== SUPPLIED INFORMATION

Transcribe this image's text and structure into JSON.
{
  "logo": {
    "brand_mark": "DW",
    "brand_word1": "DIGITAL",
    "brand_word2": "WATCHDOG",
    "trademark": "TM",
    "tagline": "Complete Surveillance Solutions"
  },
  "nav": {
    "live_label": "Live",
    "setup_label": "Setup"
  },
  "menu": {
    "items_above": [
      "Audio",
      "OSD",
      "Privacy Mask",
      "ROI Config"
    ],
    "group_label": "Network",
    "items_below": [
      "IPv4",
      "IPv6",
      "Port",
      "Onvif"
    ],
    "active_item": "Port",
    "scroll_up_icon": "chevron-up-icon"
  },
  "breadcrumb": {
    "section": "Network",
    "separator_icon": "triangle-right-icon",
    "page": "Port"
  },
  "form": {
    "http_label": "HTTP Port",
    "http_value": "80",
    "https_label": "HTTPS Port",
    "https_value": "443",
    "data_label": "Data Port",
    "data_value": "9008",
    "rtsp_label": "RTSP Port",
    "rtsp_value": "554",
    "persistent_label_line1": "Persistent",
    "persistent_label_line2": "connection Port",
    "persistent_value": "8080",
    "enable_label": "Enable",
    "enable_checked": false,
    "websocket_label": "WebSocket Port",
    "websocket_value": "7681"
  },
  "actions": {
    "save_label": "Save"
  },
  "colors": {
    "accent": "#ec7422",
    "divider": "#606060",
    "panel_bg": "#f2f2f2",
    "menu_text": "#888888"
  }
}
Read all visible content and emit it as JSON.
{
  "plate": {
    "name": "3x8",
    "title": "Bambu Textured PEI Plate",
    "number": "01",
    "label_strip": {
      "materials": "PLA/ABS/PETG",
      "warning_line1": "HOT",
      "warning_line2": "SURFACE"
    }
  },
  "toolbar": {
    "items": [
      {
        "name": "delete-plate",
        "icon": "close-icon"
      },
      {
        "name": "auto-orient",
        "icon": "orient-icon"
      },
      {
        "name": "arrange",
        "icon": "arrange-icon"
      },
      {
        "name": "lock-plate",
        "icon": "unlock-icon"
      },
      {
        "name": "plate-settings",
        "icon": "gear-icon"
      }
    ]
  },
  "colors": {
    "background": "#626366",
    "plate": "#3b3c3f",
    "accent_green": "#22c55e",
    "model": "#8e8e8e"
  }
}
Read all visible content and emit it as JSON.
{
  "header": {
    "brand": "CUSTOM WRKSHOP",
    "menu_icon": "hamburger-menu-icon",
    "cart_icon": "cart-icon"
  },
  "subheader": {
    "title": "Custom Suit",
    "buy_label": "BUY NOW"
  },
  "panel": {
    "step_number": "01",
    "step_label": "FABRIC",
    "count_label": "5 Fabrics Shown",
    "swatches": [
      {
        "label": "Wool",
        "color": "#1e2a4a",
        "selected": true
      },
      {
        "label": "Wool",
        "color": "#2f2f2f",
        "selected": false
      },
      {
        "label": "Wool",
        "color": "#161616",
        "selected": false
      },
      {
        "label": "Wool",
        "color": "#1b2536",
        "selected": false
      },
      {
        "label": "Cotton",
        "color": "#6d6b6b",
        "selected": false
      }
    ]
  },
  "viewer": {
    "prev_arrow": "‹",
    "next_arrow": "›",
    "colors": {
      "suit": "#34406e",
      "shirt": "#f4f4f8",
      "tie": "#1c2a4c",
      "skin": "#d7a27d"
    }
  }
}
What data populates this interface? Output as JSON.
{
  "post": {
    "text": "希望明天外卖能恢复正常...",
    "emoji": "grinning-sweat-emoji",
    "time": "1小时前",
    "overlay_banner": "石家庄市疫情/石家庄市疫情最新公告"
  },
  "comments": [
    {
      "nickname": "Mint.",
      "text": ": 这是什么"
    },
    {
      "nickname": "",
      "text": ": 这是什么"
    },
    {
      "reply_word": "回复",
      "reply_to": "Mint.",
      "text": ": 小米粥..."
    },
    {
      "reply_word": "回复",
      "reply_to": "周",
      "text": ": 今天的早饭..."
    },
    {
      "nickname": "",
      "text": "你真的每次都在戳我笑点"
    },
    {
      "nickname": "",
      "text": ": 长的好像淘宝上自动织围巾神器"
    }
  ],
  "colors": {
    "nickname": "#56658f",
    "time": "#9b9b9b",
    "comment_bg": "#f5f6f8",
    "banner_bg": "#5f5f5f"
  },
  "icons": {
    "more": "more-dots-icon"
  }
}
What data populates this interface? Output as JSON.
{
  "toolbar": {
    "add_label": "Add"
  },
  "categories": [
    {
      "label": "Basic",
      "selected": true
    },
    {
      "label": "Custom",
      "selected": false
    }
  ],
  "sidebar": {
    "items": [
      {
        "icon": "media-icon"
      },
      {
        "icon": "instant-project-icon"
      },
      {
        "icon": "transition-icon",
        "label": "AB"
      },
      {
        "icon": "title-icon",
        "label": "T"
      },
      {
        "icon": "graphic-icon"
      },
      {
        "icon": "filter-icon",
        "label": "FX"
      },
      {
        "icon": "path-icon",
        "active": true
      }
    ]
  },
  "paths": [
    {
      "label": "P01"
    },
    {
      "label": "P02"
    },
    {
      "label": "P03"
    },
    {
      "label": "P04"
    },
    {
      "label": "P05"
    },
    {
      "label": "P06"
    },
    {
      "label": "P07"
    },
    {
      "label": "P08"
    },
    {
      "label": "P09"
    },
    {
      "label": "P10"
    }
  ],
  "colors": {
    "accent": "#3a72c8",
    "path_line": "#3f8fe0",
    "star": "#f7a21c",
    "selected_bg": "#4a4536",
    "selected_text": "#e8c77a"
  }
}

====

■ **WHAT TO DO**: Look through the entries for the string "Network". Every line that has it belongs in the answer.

■ **RESPONSE**:
    "group_label": "Network",
    "section": "Network",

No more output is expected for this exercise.